Although I don't beat myself over the head, I admit my way of life is too "white," too American. As an observer of people (the anthropologist in me), other cultures seem closer to God's ideal. For instance, the Bible tells us of a people that regularly rested, thus allowing time to reflect on God's goodness and time to be together. As the above excerpt suggests, whites are notoriously bad at living in community while other cultures seem to "get it."
One of the mantras of the church today is contextualize! Let's be relevant, some say. And I say, Since when is God's way of doing things irrelevant? It's not. True, God's way may be at odds with my selfish nature. I have a tendency to want things my way and I can push, often subtly, that way onto others in my community.
crownBut that's not what God wants, is it? He wants obedience. Is God sensitive to cultures? Absolutely, but a careful reading of the Scriptures suggests God doesn't capitulate to cultures. No, God is unchanging. So, here's the point. Don't let your cultural biases dictate the right way to do church. Instead, while recognizing the strengths and weaknesses of all cultures, let's leave the old behind and walk anew in a new regime. After all, it's a Kingdom (with a King), not a democracy.

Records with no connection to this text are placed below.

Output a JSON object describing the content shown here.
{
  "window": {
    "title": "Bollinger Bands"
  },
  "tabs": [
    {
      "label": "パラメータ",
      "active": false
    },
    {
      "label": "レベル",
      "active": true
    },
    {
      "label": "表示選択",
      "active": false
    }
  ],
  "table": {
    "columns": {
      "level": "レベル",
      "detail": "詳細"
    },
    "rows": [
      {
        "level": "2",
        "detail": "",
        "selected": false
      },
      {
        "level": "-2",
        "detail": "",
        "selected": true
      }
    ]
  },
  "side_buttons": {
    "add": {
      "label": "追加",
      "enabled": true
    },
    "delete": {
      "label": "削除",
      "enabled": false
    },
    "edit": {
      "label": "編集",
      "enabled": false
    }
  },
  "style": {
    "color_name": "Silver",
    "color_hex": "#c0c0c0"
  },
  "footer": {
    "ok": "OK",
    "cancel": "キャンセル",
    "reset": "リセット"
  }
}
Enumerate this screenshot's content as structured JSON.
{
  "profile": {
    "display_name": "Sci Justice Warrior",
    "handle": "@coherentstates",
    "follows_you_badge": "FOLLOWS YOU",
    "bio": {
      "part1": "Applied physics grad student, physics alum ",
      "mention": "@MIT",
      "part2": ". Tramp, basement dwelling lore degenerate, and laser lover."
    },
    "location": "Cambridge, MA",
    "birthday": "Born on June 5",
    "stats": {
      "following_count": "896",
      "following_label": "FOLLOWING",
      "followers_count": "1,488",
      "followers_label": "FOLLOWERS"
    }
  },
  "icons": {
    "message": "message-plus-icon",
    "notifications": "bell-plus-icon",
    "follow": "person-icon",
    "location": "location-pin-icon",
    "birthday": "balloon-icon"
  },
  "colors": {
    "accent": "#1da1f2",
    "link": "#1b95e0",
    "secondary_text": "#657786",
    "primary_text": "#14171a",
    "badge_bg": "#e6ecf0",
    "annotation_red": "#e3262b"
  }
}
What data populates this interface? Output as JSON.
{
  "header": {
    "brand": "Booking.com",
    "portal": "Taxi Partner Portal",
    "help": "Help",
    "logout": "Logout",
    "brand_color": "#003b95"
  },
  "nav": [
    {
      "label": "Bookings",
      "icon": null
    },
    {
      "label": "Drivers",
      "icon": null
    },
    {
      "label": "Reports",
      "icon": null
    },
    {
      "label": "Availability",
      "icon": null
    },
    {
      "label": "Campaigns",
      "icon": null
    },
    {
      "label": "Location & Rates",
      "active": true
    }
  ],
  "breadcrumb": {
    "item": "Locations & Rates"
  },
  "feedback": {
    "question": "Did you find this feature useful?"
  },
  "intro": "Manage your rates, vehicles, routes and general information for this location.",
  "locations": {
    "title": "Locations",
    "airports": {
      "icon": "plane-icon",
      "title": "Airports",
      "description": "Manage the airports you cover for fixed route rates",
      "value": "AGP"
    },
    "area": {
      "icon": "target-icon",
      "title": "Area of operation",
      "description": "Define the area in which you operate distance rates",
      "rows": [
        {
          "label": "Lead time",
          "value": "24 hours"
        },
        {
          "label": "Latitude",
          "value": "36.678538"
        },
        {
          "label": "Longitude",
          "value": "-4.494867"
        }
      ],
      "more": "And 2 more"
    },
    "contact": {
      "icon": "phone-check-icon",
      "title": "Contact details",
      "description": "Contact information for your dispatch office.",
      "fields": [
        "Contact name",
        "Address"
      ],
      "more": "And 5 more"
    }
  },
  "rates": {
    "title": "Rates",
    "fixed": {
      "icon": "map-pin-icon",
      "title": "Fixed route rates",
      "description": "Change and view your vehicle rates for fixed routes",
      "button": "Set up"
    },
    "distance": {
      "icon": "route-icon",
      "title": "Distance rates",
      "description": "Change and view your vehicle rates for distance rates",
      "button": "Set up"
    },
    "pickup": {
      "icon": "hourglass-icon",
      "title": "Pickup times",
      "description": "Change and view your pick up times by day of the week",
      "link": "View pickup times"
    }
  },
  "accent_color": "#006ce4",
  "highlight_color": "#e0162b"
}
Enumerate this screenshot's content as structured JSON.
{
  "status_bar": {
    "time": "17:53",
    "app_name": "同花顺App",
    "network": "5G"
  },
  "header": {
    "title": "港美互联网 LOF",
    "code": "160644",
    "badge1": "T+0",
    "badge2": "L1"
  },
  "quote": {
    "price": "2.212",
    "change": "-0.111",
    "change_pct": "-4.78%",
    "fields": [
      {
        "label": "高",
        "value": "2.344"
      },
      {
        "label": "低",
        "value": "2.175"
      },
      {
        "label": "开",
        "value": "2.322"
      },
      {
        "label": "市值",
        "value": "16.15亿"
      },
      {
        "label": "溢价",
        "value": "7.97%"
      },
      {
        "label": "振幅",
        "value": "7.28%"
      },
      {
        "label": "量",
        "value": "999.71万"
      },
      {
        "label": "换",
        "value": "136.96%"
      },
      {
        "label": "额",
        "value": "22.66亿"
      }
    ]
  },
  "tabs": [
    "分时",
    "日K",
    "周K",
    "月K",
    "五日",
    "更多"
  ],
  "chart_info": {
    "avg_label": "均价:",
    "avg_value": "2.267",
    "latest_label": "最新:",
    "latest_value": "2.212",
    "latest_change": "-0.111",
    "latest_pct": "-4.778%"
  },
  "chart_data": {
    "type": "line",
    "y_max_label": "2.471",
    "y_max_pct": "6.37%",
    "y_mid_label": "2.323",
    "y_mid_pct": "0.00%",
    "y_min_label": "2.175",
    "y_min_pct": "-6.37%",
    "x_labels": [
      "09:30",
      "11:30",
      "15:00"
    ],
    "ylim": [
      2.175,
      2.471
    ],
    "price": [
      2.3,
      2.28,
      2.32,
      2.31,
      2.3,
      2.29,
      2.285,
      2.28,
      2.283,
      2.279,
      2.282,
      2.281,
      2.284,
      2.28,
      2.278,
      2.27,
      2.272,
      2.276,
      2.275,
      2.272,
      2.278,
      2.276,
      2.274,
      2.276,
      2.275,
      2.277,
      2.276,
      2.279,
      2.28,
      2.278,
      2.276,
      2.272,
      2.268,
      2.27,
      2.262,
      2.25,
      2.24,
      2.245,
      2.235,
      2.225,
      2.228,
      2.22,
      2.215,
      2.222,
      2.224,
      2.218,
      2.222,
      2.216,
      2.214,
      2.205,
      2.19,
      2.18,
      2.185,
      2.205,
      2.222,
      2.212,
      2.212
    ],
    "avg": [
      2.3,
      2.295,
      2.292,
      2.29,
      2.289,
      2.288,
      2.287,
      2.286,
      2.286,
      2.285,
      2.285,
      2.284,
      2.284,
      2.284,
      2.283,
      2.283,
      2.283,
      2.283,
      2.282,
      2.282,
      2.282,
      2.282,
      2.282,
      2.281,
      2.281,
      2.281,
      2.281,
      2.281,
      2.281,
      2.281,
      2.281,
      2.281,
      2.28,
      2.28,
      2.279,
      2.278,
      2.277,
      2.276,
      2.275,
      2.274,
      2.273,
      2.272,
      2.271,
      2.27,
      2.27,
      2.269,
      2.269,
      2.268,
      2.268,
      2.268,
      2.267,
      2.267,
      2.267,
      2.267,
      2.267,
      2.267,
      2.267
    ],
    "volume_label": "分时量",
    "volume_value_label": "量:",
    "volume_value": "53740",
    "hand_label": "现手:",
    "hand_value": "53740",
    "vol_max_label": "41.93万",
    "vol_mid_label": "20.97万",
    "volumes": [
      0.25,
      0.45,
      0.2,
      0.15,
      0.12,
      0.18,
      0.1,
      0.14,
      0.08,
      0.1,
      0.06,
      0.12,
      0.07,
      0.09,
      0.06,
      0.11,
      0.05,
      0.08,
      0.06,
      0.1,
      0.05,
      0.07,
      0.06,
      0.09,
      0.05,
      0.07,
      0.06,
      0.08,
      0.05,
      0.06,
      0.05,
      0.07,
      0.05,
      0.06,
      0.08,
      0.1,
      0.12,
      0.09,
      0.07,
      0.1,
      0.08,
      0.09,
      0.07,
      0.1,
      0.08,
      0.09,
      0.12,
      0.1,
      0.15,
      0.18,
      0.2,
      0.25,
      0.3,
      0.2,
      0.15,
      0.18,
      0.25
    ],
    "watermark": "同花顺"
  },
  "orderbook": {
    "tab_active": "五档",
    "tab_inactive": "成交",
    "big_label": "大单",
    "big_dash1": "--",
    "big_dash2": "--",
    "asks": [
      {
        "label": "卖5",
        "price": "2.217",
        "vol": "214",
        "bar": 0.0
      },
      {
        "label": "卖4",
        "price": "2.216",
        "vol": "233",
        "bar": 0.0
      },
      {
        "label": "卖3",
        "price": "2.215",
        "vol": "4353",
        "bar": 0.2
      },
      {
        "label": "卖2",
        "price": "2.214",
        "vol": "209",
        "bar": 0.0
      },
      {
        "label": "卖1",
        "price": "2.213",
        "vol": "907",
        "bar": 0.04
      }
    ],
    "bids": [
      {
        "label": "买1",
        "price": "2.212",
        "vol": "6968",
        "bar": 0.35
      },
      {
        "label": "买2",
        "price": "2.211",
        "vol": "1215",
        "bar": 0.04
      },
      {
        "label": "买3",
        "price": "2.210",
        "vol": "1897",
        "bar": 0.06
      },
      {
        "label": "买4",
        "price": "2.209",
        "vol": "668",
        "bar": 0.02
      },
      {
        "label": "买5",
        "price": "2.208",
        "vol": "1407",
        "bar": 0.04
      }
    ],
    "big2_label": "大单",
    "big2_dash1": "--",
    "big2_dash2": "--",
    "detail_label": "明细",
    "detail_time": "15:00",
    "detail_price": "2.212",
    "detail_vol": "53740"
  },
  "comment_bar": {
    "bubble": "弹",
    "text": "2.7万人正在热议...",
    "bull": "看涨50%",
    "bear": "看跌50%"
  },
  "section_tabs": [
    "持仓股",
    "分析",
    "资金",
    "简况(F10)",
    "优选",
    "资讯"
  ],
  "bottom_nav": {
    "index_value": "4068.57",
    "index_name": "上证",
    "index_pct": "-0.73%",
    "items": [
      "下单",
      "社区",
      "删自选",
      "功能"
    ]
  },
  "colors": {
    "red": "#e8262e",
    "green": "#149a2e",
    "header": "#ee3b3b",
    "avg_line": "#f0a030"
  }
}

Hope this was of some benefit to you.

Traver Dougherty
The Banqueting Table